In the United States welfare reform caused a massive ripple in 1996 when it was decided that states would govern themselves concerning the availability of welfare to families, especially those single mothers who had children after already having welfare. With The Family 'Cap' told the story of one mom who after having multiple children and being subjected to the policy changes, she survived off charity and part-time jobs to feed her four children. This reform bill seemed to be a complete contradiction to the almost universal trend for governments to encourage mothers to give birth when they were below replacement value. This 1996 welfare reform bill allowed states control over their own welfare checks; 22 followed New Jersey in saving money and in their words teaching 'personal responsibility' by capping the size of welfare families, a policy eerily akin to the one child policy in China. But the reforms got results. Following their introduction, a Rutgers University Study revealed that abortions rose by 14 percent in New Jersey and birthrate among welfare recipients dropped by 12 percent, with abortions higher among black women than hispanic or white women. It raised the question that child birth and having a larger family are both socially and economically motivated, but more importantly, showed that government reforms in relation to population policy could have a measurable effect, something many policies elsewhere found difficult to overcome.

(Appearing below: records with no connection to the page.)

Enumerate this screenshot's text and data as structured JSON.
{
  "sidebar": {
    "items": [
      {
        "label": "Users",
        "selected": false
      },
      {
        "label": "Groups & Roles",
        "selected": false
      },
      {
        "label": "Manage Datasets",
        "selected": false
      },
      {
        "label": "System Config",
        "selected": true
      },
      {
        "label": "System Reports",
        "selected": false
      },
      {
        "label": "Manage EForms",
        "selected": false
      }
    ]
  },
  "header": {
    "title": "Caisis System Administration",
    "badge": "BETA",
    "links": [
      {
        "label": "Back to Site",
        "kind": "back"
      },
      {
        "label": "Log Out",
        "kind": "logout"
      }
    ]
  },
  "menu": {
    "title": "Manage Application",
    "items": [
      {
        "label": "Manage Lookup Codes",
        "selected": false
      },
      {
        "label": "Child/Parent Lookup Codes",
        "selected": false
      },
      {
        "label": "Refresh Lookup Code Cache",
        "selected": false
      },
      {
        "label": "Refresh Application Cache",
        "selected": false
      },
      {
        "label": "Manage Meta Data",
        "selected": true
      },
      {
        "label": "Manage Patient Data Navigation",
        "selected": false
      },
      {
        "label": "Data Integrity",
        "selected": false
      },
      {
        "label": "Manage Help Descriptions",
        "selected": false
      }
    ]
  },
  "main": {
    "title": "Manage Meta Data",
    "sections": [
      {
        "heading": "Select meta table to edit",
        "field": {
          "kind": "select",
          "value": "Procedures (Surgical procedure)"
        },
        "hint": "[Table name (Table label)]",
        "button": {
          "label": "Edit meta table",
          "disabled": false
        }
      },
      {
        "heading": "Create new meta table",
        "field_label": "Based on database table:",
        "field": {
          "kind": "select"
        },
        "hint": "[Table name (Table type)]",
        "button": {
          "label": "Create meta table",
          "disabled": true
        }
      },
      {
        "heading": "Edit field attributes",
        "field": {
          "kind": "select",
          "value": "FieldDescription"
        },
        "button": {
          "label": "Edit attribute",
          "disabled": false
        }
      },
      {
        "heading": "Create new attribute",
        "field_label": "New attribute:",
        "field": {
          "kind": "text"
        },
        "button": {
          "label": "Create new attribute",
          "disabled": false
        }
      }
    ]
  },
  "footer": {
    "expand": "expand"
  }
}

But back to Japan. Robo Sapiens Japanicus, a witty title for an otherwise mainly academic article, examined the changes to be expected for the nation in the world that has 52 percent of the its robotics. It looked at how the central role of household robotics/technological devices could offset Japan's aging population. It postulated specifically that the declining birthrate in recent years could be attributed in large part to shrinking family budgets, the high costs of education for children, the death of public childcare facilities, long working hours for adults as well as unpaid overtime, and the replacement of regular working employees with 'just-in-time' workers. But in Japan's factories robotics have already replaced much of the cheap labor force, and introduction of the bill passed by Japan's government allocating $36 Billion to robotics development seems to support the idea that robotics are being seen as a solution for many of the problems associated with decreasing population. The introduction of this new technology could be seen as a possible solution to issues with child rearing in traditional Japanese family units; it is adaptable to their long hour lifestyle and convenient for the average 'nuclear' family in Japan, which already includes members that aren't necessarily related biologically. While fears were expressed, ranging from the loss of family direction to spiritual and intellectual cultural stagnation, the possibility to compensate for the gradually aging populace was presented as an appealing alternative to other, more extreme birthrate solutions.
It remains to be seen if the decline in populations for post-industrial nations will continue. Its relation to social viewpoints, economic trends, political policies and even biology are so varied that it is hard to form an ell encompassing theory. It can be said, however, that the declining birthrate is most assuredly a social problem in some respect, either fueled by or contributing to social problems around the world. In Japan, the United States, Britain, Germany, and elsewhere, the approaching storm of cheap labor reduction, empty homes, lower capital and increasing out migration seem a certainty and pose tremendous problems for not only the everyday citizen but also the human race as a whole. In a world where emigration to low-fertility nations accounts for 80 percent of their growth (Longing for the Good Life), what will happen when those migrations stop? While not a problem to mull over during our lifetime, it is important to consider the ramifications modern socialization, communication and prosperity will have in ages to come.